A decade from now, Wheatley’s "Rebecca" will have faded from the memory, entirely eclipsed by Hitchcock’s interpretation.
Revisits familiar themes and ideas from other, earlier films that were presented to far better effect the first time around.
The relatively straightforward bio-pic trajectory feels more like a Victorian/Edwardian era soap opera than the chronicle of a scientific pioneer.
As a franchise and a brand, Peanuts undoubtedly has value, but this particular chapter is hermetically sealed in the 1970s.
Is too long by at least a half-hour for the surprisingly slight tale it has to tell.
At times moves too slowly for its own good but the climax is as rousing as that of any Western made during the decade when the genre was at its peak.
Spy action-thrillers are supposed to be fun on some level but this one is too much of a chore to properly entertain.

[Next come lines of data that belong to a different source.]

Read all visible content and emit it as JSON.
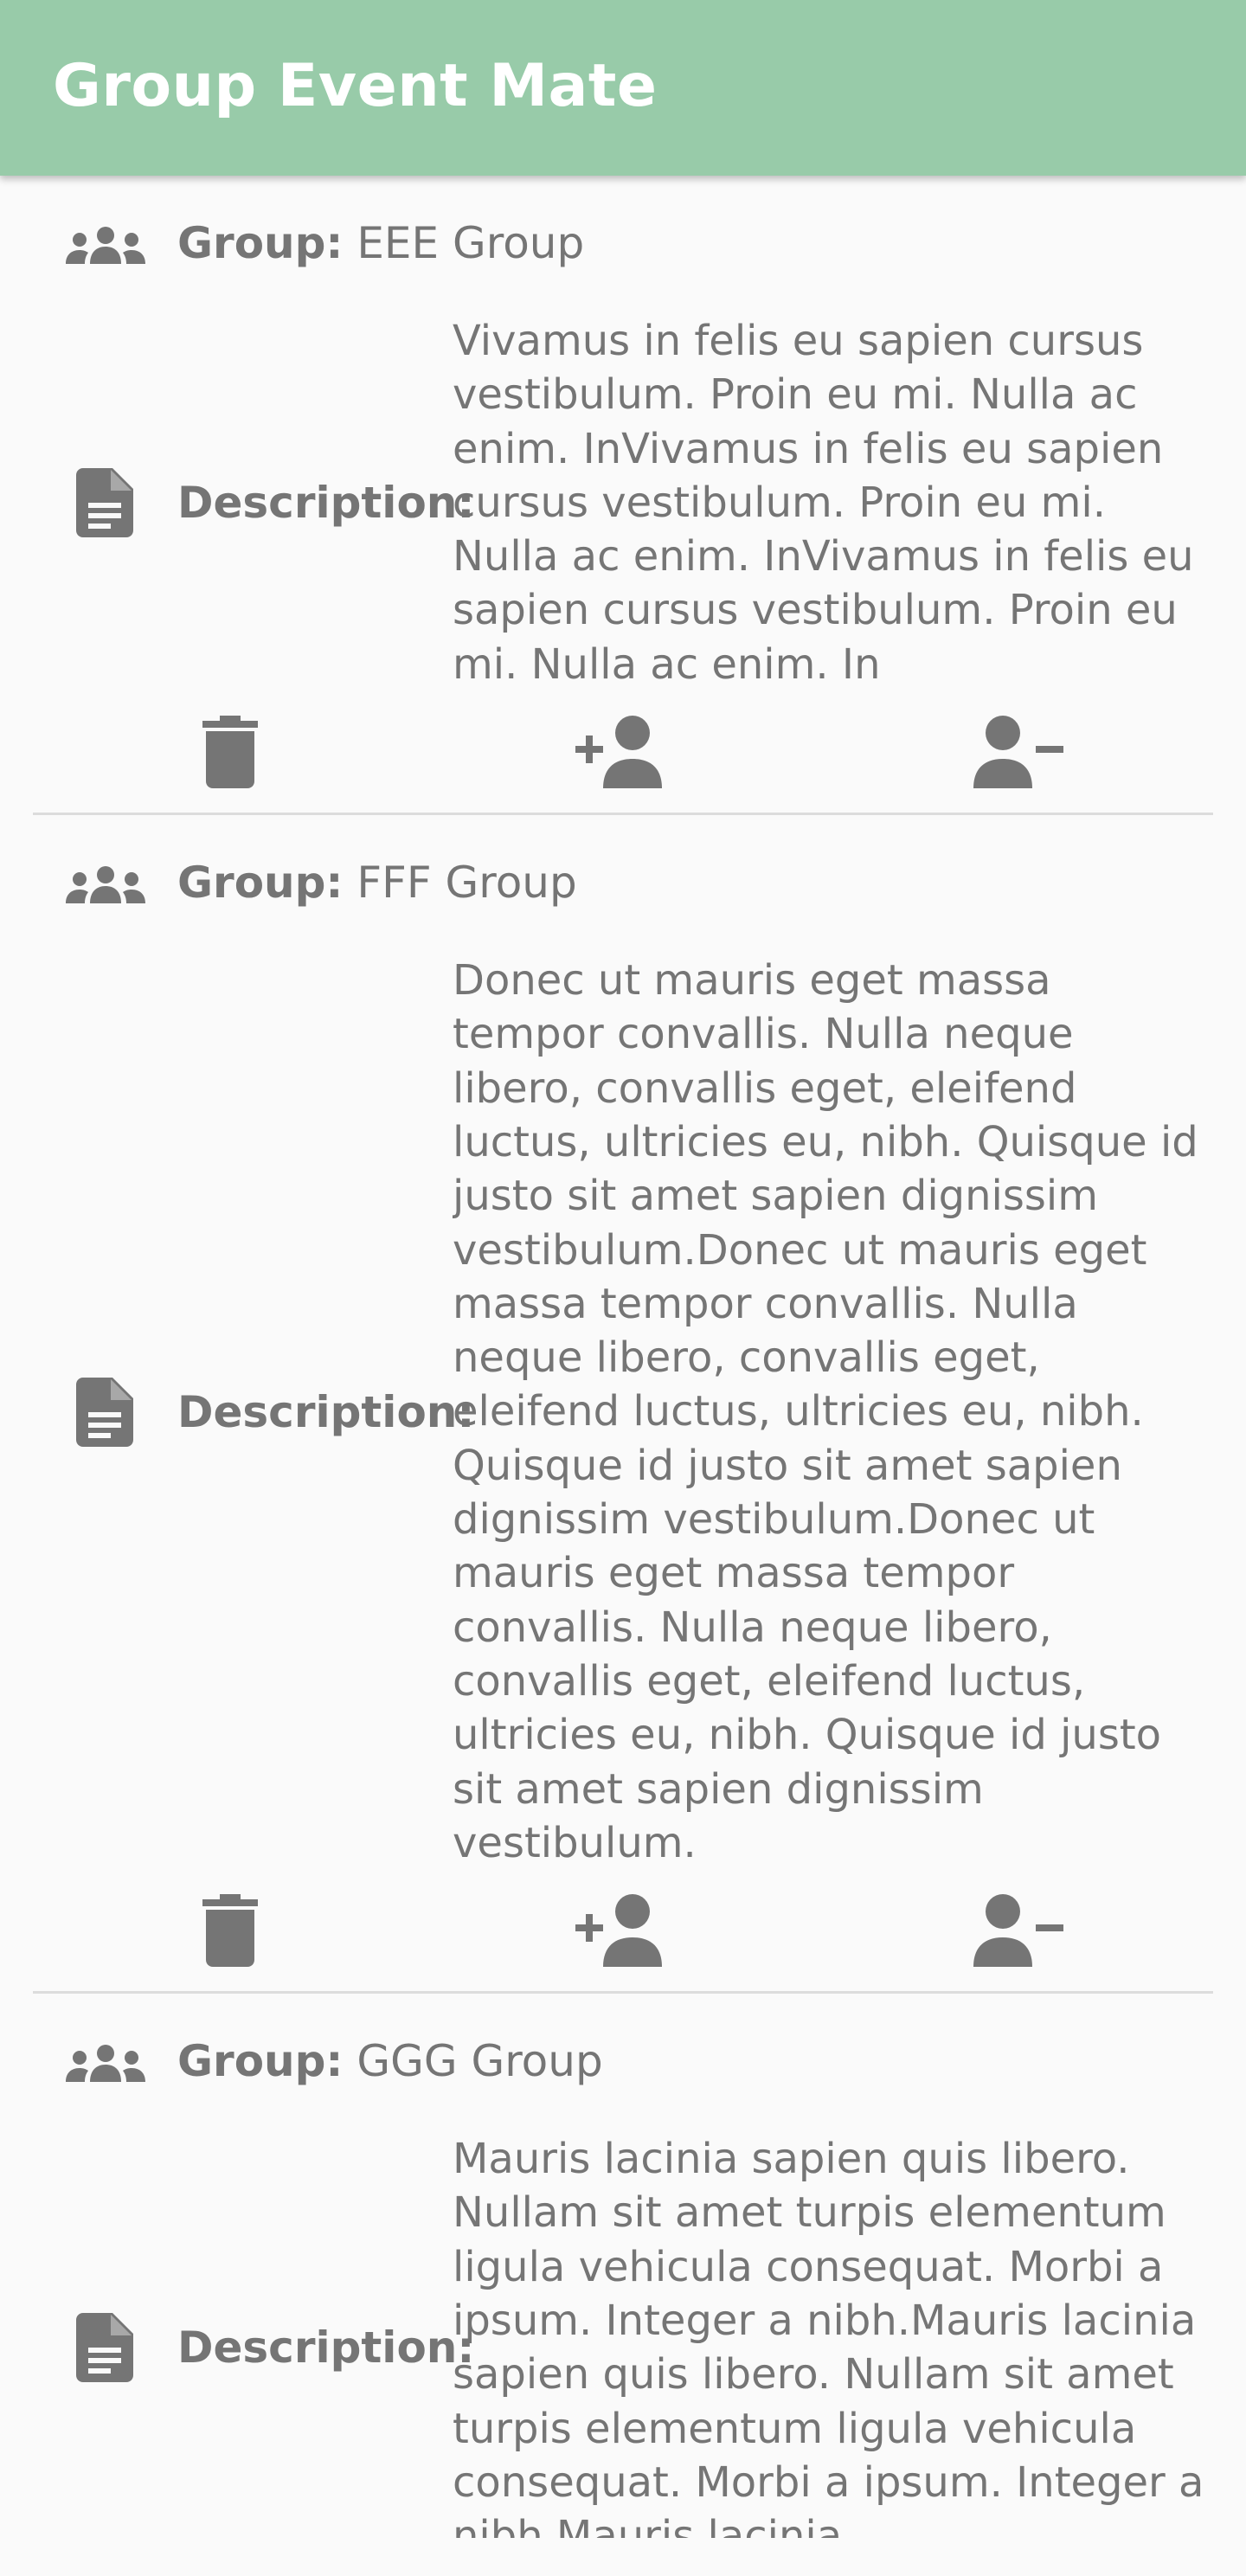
{
  "app": {
    "title": "Group Event Mate"
  },
  "labels": {
    "group": "Group:",
    "description": "Description:"
  },
  "groups": [
    {
      "name": "EEE Group",
      "description": "Vivamus in felis eu sapien cursus vestibulum. Proin eu mi. Nulla ac enim. InVivamus in felis eu sapien cursus vestibulum. Proin eu mi. Nulla ac enim. InVivamus in felis eu sapien cursus vestibulum. Proin eu mi. Nulla ac enim. In"
    },
    {
      "name": "FFF Group",
      "description": "Donec ut mauris eget massa tempor convallis. Nulla neque libero, convallis eget, eleifend luctus, ultricies eu, nibh. Quisque id justo sit amet sapien dignissim vestibulum.Donec ut mauris eget massa tempor convallis. Nulla neque libero, convallis eget, eleifend luctus, ultricies eu, nibh. Quisque id justo sit amet sapien dignissim vestibulum.Donec ut mauris eget massa tempor convallis. Nulla neque libero, convallis eget, eleifend luctus, ultricies eu, nibh. Quisque id justo sit amet sapien dignissim vestibulum."
    },
    {
      "name": "GGG Group",
      "description": "Mauris lacinia sapien quis libero. Nullam sit amet turpis elementum ligula vehicula consequat. Morbi a ipsum. Integer a nibh.Mauris lacinia sapien quis libero. Nullam sit amet turpis elementum ligula vehicula consequat. Morbi a ipsum. Integer a nibh.Mauris lacinia"
    }
  ],
  "icons": {
    "group": "group-icon",
    "description": "document-icon",
    "delete": "trash-icon",
    "add_member": "person-add-icon",
    "remove_member": "person-remove-icon"
  },
  "colors": {
    "appbar": "#98cba9",
    "icon": "#757575",
    "text": "#757575",
    "background": "#fafafa",
    "divider": "#dcdcdc"
  }
}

Eastwood has crafted an engaging (albeit fictionalized) account of the triumph of ordinary men over the establishment.